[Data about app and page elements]
================
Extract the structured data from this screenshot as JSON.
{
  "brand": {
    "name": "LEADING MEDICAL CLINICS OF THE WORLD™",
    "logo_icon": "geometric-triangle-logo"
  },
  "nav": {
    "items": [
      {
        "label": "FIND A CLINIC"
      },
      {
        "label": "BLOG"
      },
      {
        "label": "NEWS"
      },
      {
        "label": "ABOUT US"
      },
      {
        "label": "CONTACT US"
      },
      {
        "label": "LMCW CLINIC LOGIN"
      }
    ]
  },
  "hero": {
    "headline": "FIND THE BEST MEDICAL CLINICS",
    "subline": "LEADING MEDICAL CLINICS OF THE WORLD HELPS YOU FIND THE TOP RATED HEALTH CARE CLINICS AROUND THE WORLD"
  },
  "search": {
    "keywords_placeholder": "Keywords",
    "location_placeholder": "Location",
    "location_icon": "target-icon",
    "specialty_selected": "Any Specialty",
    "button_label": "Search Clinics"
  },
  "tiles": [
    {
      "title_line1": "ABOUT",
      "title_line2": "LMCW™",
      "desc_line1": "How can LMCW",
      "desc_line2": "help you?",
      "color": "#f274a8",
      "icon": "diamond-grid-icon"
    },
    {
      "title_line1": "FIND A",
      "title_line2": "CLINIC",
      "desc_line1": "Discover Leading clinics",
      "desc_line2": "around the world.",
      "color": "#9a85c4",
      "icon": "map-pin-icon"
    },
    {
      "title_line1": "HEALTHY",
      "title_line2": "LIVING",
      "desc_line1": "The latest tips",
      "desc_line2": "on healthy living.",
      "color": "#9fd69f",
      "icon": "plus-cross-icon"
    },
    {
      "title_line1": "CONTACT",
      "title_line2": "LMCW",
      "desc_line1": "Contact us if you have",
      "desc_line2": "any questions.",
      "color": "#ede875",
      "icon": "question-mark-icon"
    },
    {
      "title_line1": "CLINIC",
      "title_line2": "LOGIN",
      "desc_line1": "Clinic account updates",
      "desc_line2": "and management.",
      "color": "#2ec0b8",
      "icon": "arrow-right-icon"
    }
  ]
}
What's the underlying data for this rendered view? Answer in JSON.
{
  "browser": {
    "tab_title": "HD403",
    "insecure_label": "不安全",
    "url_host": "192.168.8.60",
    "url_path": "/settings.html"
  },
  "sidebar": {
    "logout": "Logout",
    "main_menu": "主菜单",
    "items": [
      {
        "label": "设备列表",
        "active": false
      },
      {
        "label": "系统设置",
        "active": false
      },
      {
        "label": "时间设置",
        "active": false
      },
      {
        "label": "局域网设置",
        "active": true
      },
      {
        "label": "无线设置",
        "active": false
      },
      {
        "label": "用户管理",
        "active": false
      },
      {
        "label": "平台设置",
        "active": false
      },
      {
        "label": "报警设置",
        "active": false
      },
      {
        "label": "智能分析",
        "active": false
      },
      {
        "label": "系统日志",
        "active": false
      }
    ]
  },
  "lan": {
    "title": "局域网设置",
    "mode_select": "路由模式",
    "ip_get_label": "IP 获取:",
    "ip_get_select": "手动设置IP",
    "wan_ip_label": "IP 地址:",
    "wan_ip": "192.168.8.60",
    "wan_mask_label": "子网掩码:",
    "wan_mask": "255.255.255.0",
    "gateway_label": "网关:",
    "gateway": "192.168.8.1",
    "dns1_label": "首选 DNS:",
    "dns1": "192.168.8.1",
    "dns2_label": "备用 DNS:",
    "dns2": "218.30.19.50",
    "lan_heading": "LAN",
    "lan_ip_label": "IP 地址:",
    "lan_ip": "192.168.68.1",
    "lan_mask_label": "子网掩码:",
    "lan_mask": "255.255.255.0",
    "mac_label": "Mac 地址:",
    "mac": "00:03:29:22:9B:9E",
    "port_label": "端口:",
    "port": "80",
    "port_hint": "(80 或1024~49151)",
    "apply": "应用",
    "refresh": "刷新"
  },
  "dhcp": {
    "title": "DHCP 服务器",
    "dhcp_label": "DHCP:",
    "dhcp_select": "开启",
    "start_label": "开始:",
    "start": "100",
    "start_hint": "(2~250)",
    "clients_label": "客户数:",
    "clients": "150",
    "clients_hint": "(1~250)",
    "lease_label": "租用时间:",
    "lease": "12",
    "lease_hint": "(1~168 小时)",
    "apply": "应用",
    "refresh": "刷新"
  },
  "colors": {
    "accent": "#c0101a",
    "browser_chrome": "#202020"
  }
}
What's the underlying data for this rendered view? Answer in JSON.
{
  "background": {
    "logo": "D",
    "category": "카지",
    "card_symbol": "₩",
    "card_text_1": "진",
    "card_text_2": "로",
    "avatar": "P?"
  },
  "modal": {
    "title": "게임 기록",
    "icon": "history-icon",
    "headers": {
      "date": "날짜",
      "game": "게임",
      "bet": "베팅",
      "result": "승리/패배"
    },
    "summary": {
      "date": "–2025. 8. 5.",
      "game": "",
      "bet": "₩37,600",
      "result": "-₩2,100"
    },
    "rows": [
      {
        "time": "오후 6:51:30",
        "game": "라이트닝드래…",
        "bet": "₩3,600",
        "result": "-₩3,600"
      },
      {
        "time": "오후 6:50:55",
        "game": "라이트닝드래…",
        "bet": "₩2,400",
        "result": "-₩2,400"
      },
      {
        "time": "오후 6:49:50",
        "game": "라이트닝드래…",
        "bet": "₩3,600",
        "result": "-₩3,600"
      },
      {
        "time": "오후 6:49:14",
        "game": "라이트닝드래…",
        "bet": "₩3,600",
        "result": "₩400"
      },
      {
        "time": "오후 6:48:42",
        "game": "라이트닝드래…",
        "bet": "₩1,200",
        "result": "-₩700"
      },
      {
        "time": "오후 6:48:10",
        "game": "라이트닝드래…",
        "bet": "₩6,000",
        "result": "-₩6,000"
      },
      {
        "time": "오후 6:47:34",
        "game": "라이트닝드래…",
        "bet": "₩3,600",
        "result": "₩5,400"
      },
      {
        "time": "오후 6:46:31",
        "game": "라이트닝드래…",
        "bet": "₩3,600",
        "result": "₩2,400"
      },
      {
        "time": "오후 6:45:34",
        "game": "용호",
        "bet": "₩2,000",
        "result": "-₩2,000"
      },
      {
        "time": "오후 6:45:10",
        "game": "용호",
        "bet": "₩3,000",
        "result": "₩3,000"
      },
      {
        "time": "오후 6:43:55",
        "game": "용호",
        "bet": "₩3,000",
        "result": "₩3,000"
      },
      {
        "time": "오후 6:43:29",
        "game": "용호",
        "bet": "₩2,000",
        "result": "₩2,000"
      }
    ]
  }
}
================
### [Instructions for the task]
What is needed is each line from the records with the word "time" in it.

### [Written answer]
        "time": "오후 6:51:30",
        "time": "오후 6:50:55",
        "time": "오후 6:49:50",
        "time": "오후 6:49:14",
        "time": "오후 6:48:42",
        "time": "오후 6:48:10",
        "time": "오후 6:47:34",
        "time": "오후 6:46:31",
        "time": "오후 6:45:34",
        "time": "오후 6:45:10",
        "time": "오후 6:43:55",
        "time": "오후 6:43:29",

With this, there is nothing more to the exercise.